Unlike other industrial nations where maternity care is provided primarily by midwives in consultation with physicians and specialists when necessary, in the United States most maternal care is provided by obstetricians who are surgical specialists best suited to high-risk patients and situations and not necessarily the vast majority of American women who enter labor at low-risk for complications.
The U.S. Maternity Care System
The United States spends considerably more money on maternity care than any other industrialized nation in the world yet ranks significantly worse than any developed country on indicators of heath and well being for mothers and infants. And statistics are worse yet for poor and marginalized moms and babies and populations of color.
The Midwifery Model of Care
While the midwifery model is a safe, effective, cost-effective, and empowering model of care for women and infants, the common cultural belief is that hospital birth with an obstetrician is “best care” for moms and babies. While this is the persistent belief it is not grounded in evidence.
Research supports the fact that pregnancy care and birth with a midwife in any setting—hospital, home, birth center or clinic—is as safe and effective as care in a hospital under the management of a physician. In fact, for marginalized women—such as poor, imprisoned, homeless and vulnerable women of all races and ethnicities—individualized, compassionate, woman-centered maternity care with midwives may be the best policy.
Home Birth on the Rise
The rate of home birth in the United States has made a dramatic upturn since 2004, reversing a trend of decline throughout the 1990s. Home birth increased 29 percent between 2004 and 2009, from 0.56 percent of all births to 0.72, almost 30,000 births according to the Centers for Disease Control and Prevention (CDC.) The CDC report was not clear about why the increase is occurring. But researchers who are watching the trend suggested that the increase in home births has to do with women wanting to have control over the amount and types of maternity care procedures they experience, indicating individual preferences for lower-intervention birth, including lower cesarean section. Lead researcher, Dr. Marian McDorman stated, “Women may prefer a home over a hospital birth for a variety of reasons including a desire for a low intervention birth in a familiar environment surrounded by family and friends,” MacDorman said. “Cultural or religious concerns, lack of transportation in rural areas and cost factors may also play a role as total costs for home births are about 1/3 those for a hospital birth.”
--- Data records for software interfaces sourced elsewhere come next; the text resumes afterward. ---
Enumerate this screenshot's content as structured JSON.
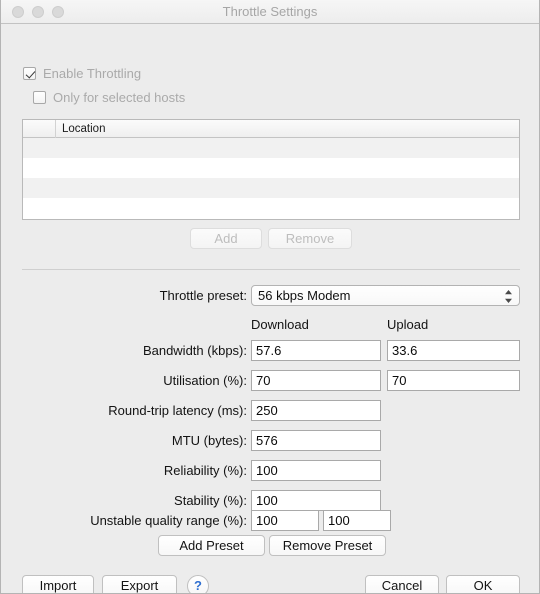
{
  "window": {
    "title": "Throttle Settings",
    "traffic_lights": [
      "close",
      "minimize",
      "zoom"
    ]
  },
  "options": {
    "enable_throttling": {
      "label": "Enable Throttling",
      "checked": true,
      "disabled": true
    },
    "only_selected_hosts": {
      "label": "Only for selected hosts",
      "checked": false,
      "disabled": true
    }
  },
  "location_table": {
    "columns": [
      "",
      "Location"
    ],
    "rows": [
      "",
      "",
      "",
      ""
    ],
    "add_label": "Add",
    "remove_label": "Remove",
    "add_enabled": false,
    "remove_enabled": false
  },
  "form": {
    "preset_label": "Throttle preset:",
    "preset_value": "56 kbps Modem",
    "column_headers": {
      "download": "Download",
      "upload": "Upload"
    },
    "fields": [
      {
        "label": "Bandwidth (kbps):",
        "download": "57.6",
        "upload": "33.6"
      },
      {
        "label": "Utilisation (%):",
        "download": "70",
        "upload": "70"
      },
      {
        "label": "Round-trip latency (ms):",
        "download": "250"
      },
      {
        "label": "MTU (bytes):",
        "download": "576"
      },
      {
        "label": "Reliability (%):",
        "download": "100"
      },
      {
        "label": "Stability (%):",
        "download": "100"
      },
      {
        "label": "Unstable quality range (%):",
        "download": "100",
        "upload": "100"
      }
    ]
  },
  "preset_buttons": {
    "add_preset": "Add Preset",
    "remove_preset": "Remove Preset"
  },
  "footer": {
    "import": "Import",
    "export": "Export",
    "help": "?",
    "cancel": "Cancel",
    "ok": "OK"
  },
  "colors": {
    "window_background": "#ececec",
    "titlebar": "#f0f0f0",
    "title_text": "#a6a6a6",
    "disabled_text": "#aaaaaa",
    "field_border": "#a9a9a9",
    "row_stripe": "#f1f1f1",
    "help_blue": "#2f6fd0"
  }
}
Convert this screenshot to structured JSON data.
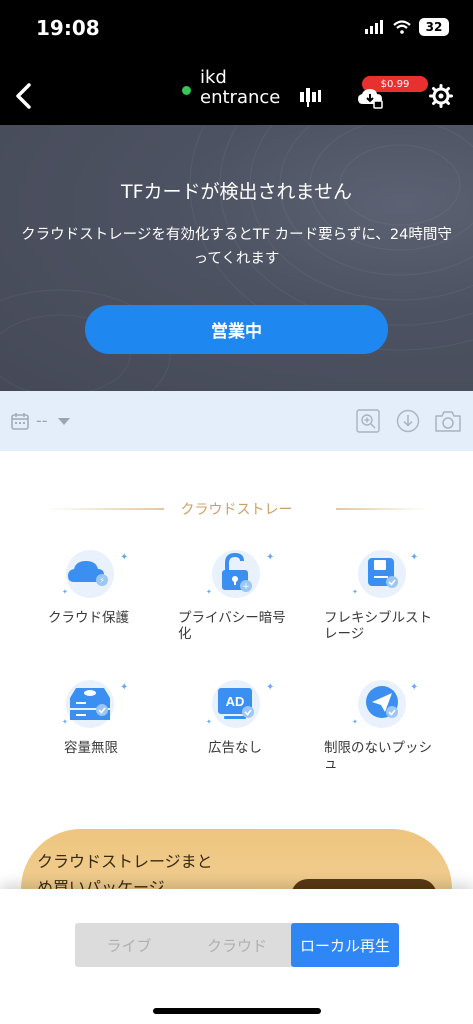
{
  "status_bar": {
    "time": "19:08",
    "battery": "32"
  },
  "header": {
    "title_line1": "ikd",
    "title_line2": "entrance",
    "price_badge": "$0.99",
    "icons": [
      "back-icon",
      "signal-bars-icon",
      "cloud-download-icon",
      "gear-icon"
    ]
  },
  "banner": {
    "title": "TFカードが検出されません",
    "desc_line1": "クラウドストレージを有効化するとTF カード要らずに、24時間守",
    "desc_line2": "ってくれます",
    "button_label": "営業中"
  },
  "toolbar": {
    "date_value": "--",
    "icons": [
      "calendar-icon",
      "chevron-down-icon",
      "zoom-icon",
      "download-icon",
      "camera-icon"
    ]
  },
  "cloud_section": {
    "title": "クラウドストレー",
    "features": [
      {
        "line1": "クラウド保護",
        "line2": "",
        "icon": "cloud-icon"
      },
      {
        "line1": "プライバシー暗号",
        "line2": "化",
        "icon": "unlock-icon"
      },
      {
        "line1": "フレキシブルスト",
        "line2": "レージ",
        "icon": "save-icon"
      },
      {
        "line1": "容量無限",
        "line2": "",
        "icon": "storage-icon"
      },
      {
        "line1": "広告なし",
        "line2": "",
        "icon": "ad-icon"
      },
      {
        "line1": "制限のないプッシ",
        "line2": "ュ",
        "icon": "send-icon"
      }
    ]
  },
  "package": {
    "title_line1": "クラウドストレージまと",
    "title_line2": "め買いパッケージ"
  },
  "bottom_tabs": {
    "items": [
      "ライブ",
      "クラウド",
      "ローカル再生"
    ],
    "active_index": 2
  },
  "colors": {
    "accent": "#2f86f5",
    "cta": "#1e88f0",
    "price_badge": "#e8312f",
    "online_dot": "#34c759",
    "section_title": "#c9a066"
  }
}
- After a decline from 1990 to 2004, the percentage of U.S. births that occurred at home increased by 29%, from 0.56% of births in 2004 to 0.72% in 2009.
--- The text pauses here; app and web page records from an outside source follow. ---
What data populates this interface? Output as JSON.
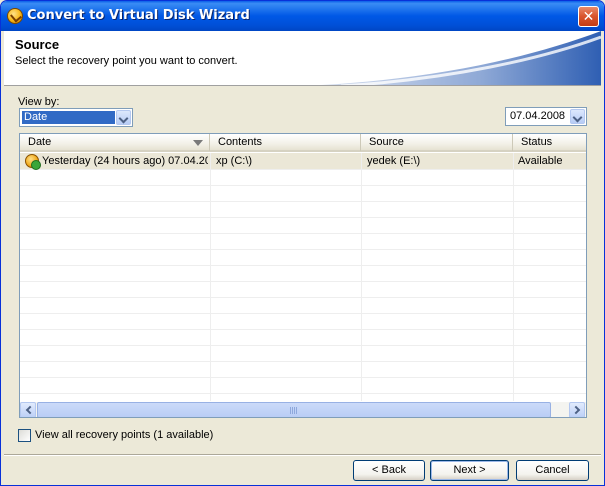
{
  "window": {
    "title": "Convert to Virtual Disk Wizard",
    "close_symbol": "✕"
  },
  "header": {
    "title": "Source",
    "subtitle": "Select the recovery point you want to convert."
  },
  "view_by": {
    "label": "View by:",
    "value": "Date"
  },
  "date_filter": {
    "value": "07.04.2008"
  },
  "list": {
    "columns": [
      "Date",
      "Contents",
      "Source",
      "Status"
    ],
    "rows": [
      {
        "date": "Yesterday (24 hours ago) 07.04.20...",
        "contents": "xp (C:\\)",
        "source": "yedek (E:\\)",
        "status": "Available"
      }
    ]
  },
  "view_all": {
    "label": "View all recovery points (1 available)",
    "checked": false
  },
  "buttons": {
    "back": "< Back",
    "next": "Next >",
    "cancel": "Cancel"
  },
  "colors": {
    "title_bar": "#0058e6",
    "selection": "#316ac5",
    "row_highlight": "#ebe7d7",
    "background": "#ece9d8"
  }
}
- For non-Hispanic white women, home births increased by 36%, from 0.80% in 2004 to 1.09% in 2009. About 1 in every 90 births for non-Hispanic white women is now a home birth. Home births are less common among women of other racial or ethnic groups.
- Home births are more common among women aged 35 and over, and among women with several previous children.
- Home births have a lower risk profile than hospital births, with fewer births to teenagers or unmarried women, and with fewer preterm, low birthweight, and multiple births.
- The percentage of home births in 2009 varied from a low of 0.2% of births in Louisiana and the District of Columbia, to a high of 2.0% in Oregon and 2.6% in Montana.
References for this section
1. Perkins, Barbara Bridgman. The Medical Delivery Business: Health Reform, Childbirth, and the Economic Order. New Brunswick: Rutgers University Press, 2004.
2. Sakala, Carol and Maureen P. Corry. Evidence-based Maternity Care: What It Is and What It Can Achieve. New York: Milbank Memorial Fund, 2008.
3. McDorman, Marian F., T.J. Mathews and Eugene Declercq. Home Births in the United States, 1990-2001. Centers for Disease Control & Prevention, NCHS Date Brief, Number 84, January 2012.